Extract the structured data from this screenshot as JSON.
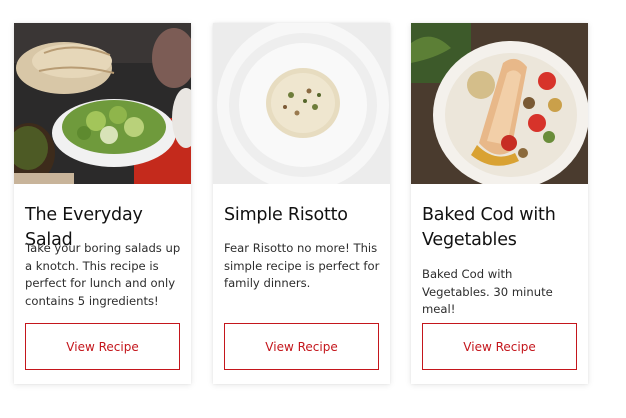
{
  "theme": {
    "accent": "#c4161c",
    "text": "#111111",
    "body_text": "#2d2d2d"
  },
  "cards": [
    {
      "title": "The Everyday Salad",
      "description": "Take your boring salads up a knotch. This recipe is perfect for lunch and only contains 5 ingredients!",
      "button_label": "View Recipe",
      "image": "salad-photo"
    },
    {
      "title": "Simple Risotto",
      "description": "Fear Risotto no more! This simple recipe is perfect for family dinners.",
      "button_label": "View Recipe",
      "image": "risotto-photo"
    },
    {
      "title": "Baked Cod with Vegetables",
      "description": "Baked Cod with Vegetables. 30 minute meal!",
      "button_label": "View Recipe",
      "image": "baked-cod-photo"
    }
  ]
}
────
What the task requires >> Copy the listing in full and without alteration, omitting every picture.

Solution for this exercise >>
Extract the structured data from this screenshot as JSON.
{
  "theme": {
    "accent": "#c4161c",
    "text": "#111111",
    "body_text": "#2d2d2d"
  },
  "cards": [
    {
      "title": "The Everyday Salad",
      "description": "Take your boring salads up a knotch. This recipe is perfect for lunch and only contains 5 ingredients!",
      "button_label": "View Recipe",
      "image": "salad-photo"
    },
    {
      "title": "Simple Risotto",
      "description": "Fear Risotto no more! This simple recipe is perfect for family dinners.",
      "button_label": "View Recipe",
      "image": "risotto-photo"
    },
    {
      "title": "Baked Cod with Vegetables",
      "description": "Baked Cod with Vegetables. 30 minute meal!",
      "button_label": "View Recipe",
      "image": "baked-cod-photo"
    }
  ]
}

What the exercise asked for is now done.